And yet, “for the communities who have for decades been dependent on coal-fired energy for their livelihoods, the energy transition is a spectre that threatens the very reason for their existence.”
Coal lobbyists complain that the wider adoption of renewable energy “will result in massive job losses in coal mining and related sectors—and it is hard to disagree with them,” Chown and Levington write. “Once-lively mining communities are slowly sliding into decay, and this will accelerate over the coming years.”
The job insecurity has led to protests. Earlier this year, they recall, “thousands of coal truck drivers brought traffic to a standstill in Pretoria to protest against Eskom’s signing new renewable energy contracts.”
Within the national government, as well, the prospect of losing steady revenue from central power plants has led to “the sowing of anti-renewable sentiment”.
But preventing new contracts with independent renewable energy suppliers won’t save coal industry jobs.
“The cost of new-build solar and wind energy in South Africa is now comfortably below that of new-build coal and nuclear, making it increasingly difficult for Eskom to make a rational argument for choosing coal or nuclear over renewables,” Chown and Levington note. “Add to this that many coal-fired plants are due to reach the end of their life cycle in the next three to five years, and it is clear that renewables have to be part of our energy future.”

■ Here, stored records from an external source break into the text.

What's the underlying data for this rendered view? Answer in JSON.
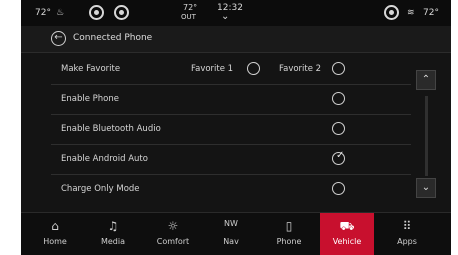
{
  "status_bar": {
    "left_temp": "72°",
    "outside_temp": "72°",
    "outside_label": "OUT",
    "time": "12:32",
    "right_temp": "72°"
  },
  "header": {
    "title": "Connected Phone"
  },
  "settings": {
    "make_favorite": {
      "label": "Make Favorite",
      "fav1": "Favorite 1",
      "fav2": "Favorite 2"
    },
    "rows": [
      {
        "label": "Enable Phone",
        "checked": false
      },
      {
        "label": "Enable Bluetooth Audio",
        "checked": false
      },
      {
        "label": "Enable Android Auto",
        "checked": true
      },
      {
        "label": "Charge Only Mode",
        "checked": false
      }
    ]
  },
  "nav": {
    "items": [
      {
        "label": "Home",
        "icon": "home-icon",
        "glyph": "⌂"
      },
      {
        "label": "Media",
        "icon": "music-icon",
        "glyph": "♫"
      },
      {
        "label": "Comfort",
        "icon": "comfort-icon",
        "glyph": "☼"
      },
      {
        "label": "Nav",
        "icon": "compass-icon",
        "glyph": "NW"
      },
      {
        "label": "Phone",
        "icon": "phone-icon",
        "glyph": "▯"
      },
      {
        "label": "Vehicle",
        "icon": "car-icon",
        "glyph": "⛟"
      },
      {
        "label": "Apps",
        "icon": "apps-icon",
        "glyph": "⠿"
      }
    ]
  },
  "colors": {
    "active_tab": "#c8102e",
    "background": "#141414"
  }
}
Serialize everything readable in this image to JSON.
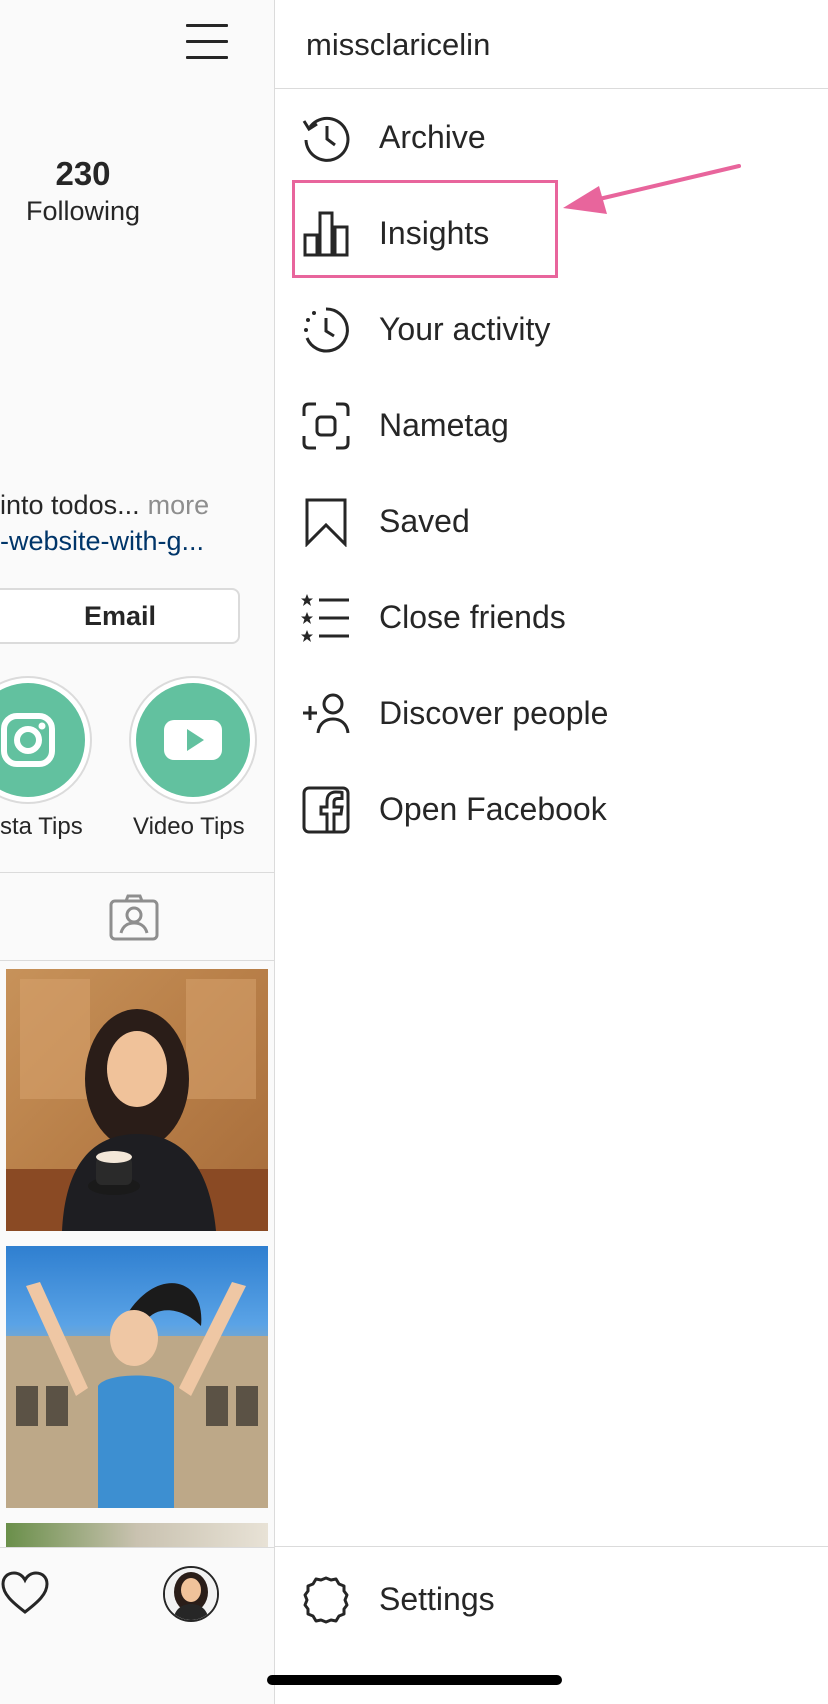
{
  "profile": {
    "following_count": "230",
    "following_label": "Following",
    "bio_text": "into todos...",
    "bio_more": "more",
    "bio_link": "-website-with-g...",
    "email_button": "Email",
    "highlights": [
      {
        "label": "sta Tips",
        "icon": "instagram-icon"
      },
      {
        "label": "Video Tips",
        "icon": "youtube-icon"
      }
    ],
    "highlight_color": "#62c19f",
    "link_color": "#003569"
  },
  "drawer": {
    "username": "missclaricelin",
    "items": [
      {
        "label": "Archive",
        "icon": "archive-clock-icon"
      },
      {
        "label": "Insights",
        "icon": "insights-bar-chart-icon"
      },
      {
        "label": "Your activity",
        "icon": "activity-clock-icon"
      },
      {
        "label": "Nametag",
        "icon": "nametag-scan-icon"
      },
      {
        "label": "Saved",
        "icon": "bookmark-icon"
      },
      {
        "label": "Close friends",
        "icon": "close-friends-list-icon"
      },
      {
        "label": "Discover people",
        "icon": "add-person-icon"
      },
      {
        "label": "Open Facebook",
        "icon": "facebook-icon"
      }
    ],
    "settings_label": "Settings",
    "settings_icon": "gear-icon",
    "annotation_color": "#e8659c"
  }
}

But even though “the number of new jobs created in the renewable sector may outnumber the number of jobs lost in the coal sector,” they acknowledge, “on an individual level it will be catastrophic without some form of intervention.” That threat underscores the need for government and business to “work together to develop policy that will not only assist in reskilling labour, but also in developing alternative industries that are geographically and structurally matched.”